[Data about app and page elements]
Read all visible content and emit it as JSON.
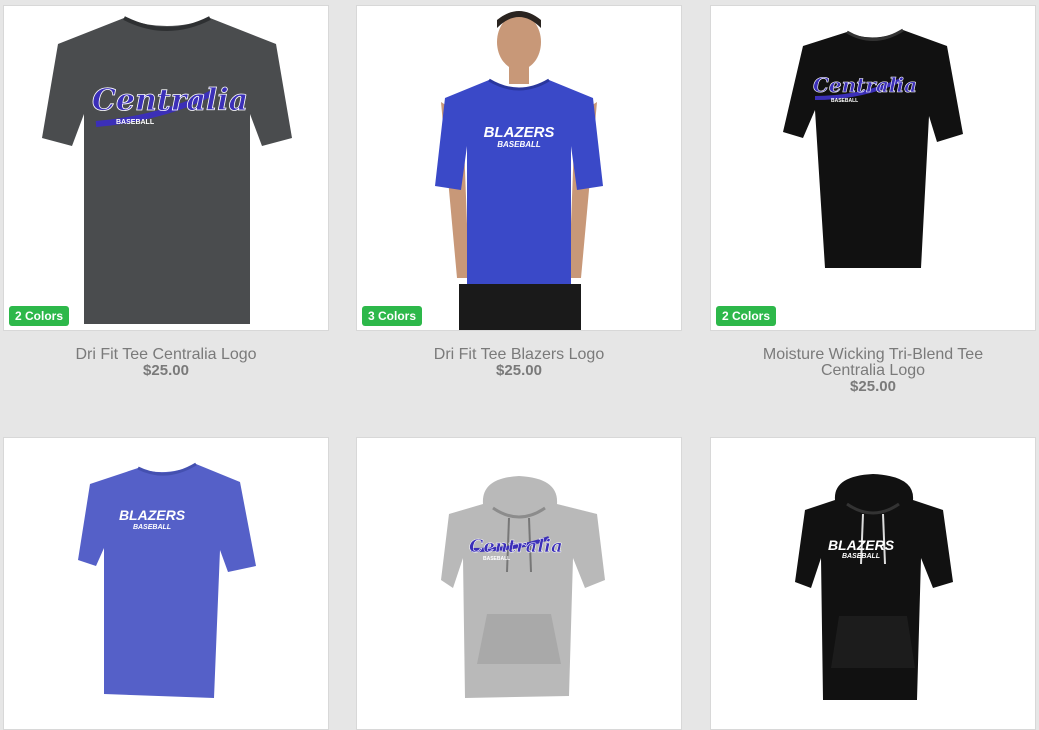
{
  "products": [
    {
      "name": "Dri Fit Tee Centralia Logo",
      "price": "$25.00",
      "badge": "2 Colors",
      "print": "Centralia",
      "sub": "BASEBALL",
      "color": "#4a4c4e"
    },
    {
      "name": "Dri Fit Tee Blazers Logo",
      "price": "$25.00",
      "badge": "3 Colors",
      "print": "BLAZERS",
      "sub": "BASEBALL",
      "color": "#3a49c8"
    },
    {
      "name_line1": "Moisture Wicking Tri-Blend Tee",
      "name_line2": "Centralia Logo",
      "price": "$25.00",
      "badge": "2 Colors",
      "print": "Centralia",
      "sub": "BASEBALL",
      "color": "#111111"
    },
    {
      "print": "BLAZERS",
      "sub": "BASEBALL",
      "color": "#5560c8"
    },
    {
      "print": "Centralia",
      "sub": "BASEBALL",
      "color": "#b9b9b9"
    },
    {
      "print": "BLAZERS",
      "sub": "BASEBALL",
      "color": "#111111"
    }
  ],
  "colors": {
    "badge": "#2db84a",
    "background": "#e6e6e6",
    "logo_purple": "#3b2fb8"
  }
}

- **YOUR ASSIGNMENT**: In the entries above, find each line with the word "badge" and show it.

- **ANSWER BOX**:
      "badge": "2 Colors",
      "badge": "3 Colors",
      "badge": "2 Colors",
    "badge": "#2db84a",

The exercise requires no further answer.